The Supreme Court Decision & Patient-Centered Outcomes Research Institute (PCORI) Fees

On June 25, 2015, the U.S. Supreme Court ruled in favor of a key provision of the Affordable Care Act (ACA) which permits the Internal Revenue Service to provide tax credits for health insurance purchased through the federal exchange (also referred to as Health Insurance Marketplaces). The Court held that the tax provision authorizing the tax credits for individuals enrolled in coverage through an “exchange established by the State” refers to an “exchange” established either by a state or by the federal government.  As a result of this ruling, subsidies will remain available for qualifying individuals regardless of whether they obtain coverage on a state or federal exchange.

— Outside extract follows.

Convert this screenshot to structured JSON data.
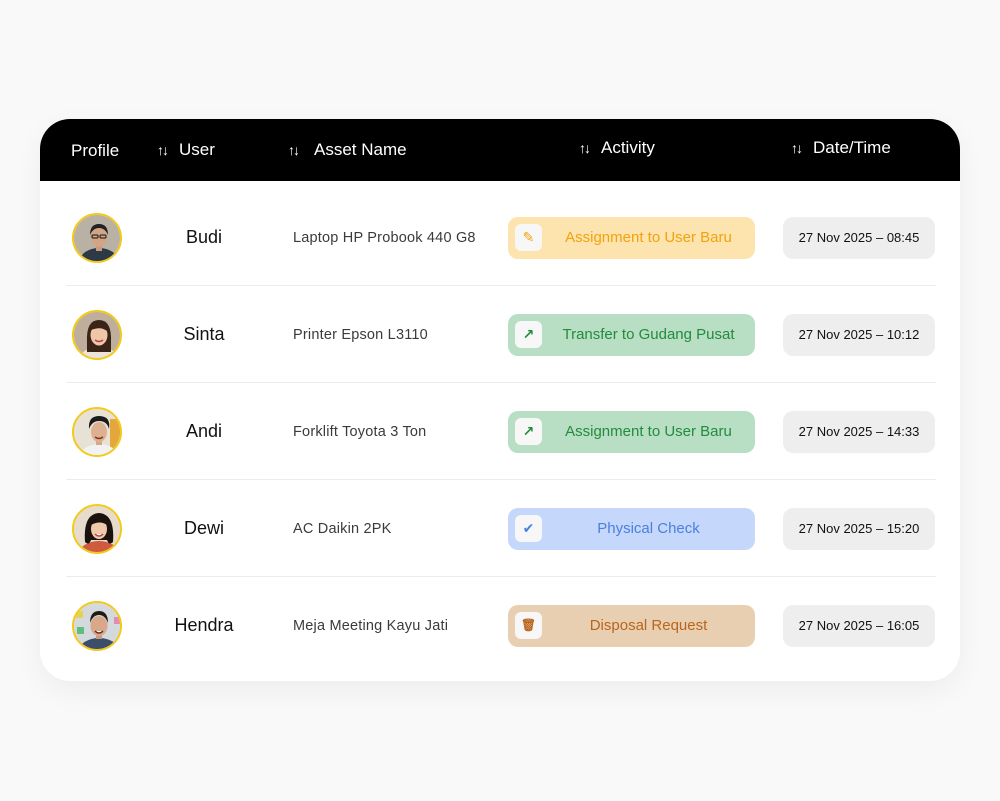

Background
The ACA requires states to establish state Health Insurance Marketplaces (state exchanges) through which qualified individuals and employees may purchase health insurance coverage.  If a state cannot or will not establish a state exchange, the ACA directs the Department of Health and Human Services (HHS) to “establish and operate such exchange within the state.”

Individuals who purchase health insurance through either a state or federal exchange are eligible for premium tax credits.

Currently only sixteen states and the District of Columbia have established state exchanges, while the remaining thirty-four states have some version of a federal exchange.

Supreme Court Decision
On June 25, 2015, the Court held 6-3 that the ACA’s tax credits are available to individuals in states that have a federal exchange.  The Court found, in King v. Burwell, that the tax credits are not limited to state exchanges as the ACA’s context and structure lead to the conclusion that tax credits are available for health insurance purchased on any exchange created under the ACA.

How the Decision Affects Employers
Qualifying individuals will continue to remain eligible for subsidies regardless of whether they obtain coverage on a state or federal exchange. However, subsidies generally are not available for employees who are eligible for employer-sponsored coverage, if the coverage offered meets certain affordability and minimum value thresholds.

All of the ACA provisions remain in place with this ruling.  Employers will continue to be subject to extensive reporting requirements.

Employer Self-Insured Health Insurance Fee
Employers are reminded that the fee on self-insured health plans to fund the Patient-Centered Outcomes Research Institute (PCORI) is due on July 31, 2015 for plan years that end after September 30, 2013, and before October 1, 2014.

  • For policy and plan years ending after September 30, 2013, and before October 1, 2014, the applicable dollar amount is $2.
  • For policy and plan years ending after September 30, 2014, and before October 1, 2015, the applicable dollar amount is $2.08.
  • For policy and plan years ending after September 30, 2015, and before October 1, 2019, the applicable dollar amount is further adjusted to reflect inflation in National Health Expenditures, as determined by the Secretary of Health and Human Services.

These fees are reported on Form 720, Quarterly Federal Excise Tax Return.  Electronic filing is available but not required.

For additional information contact the author Michele Burkins at mdburkins@herbein.com.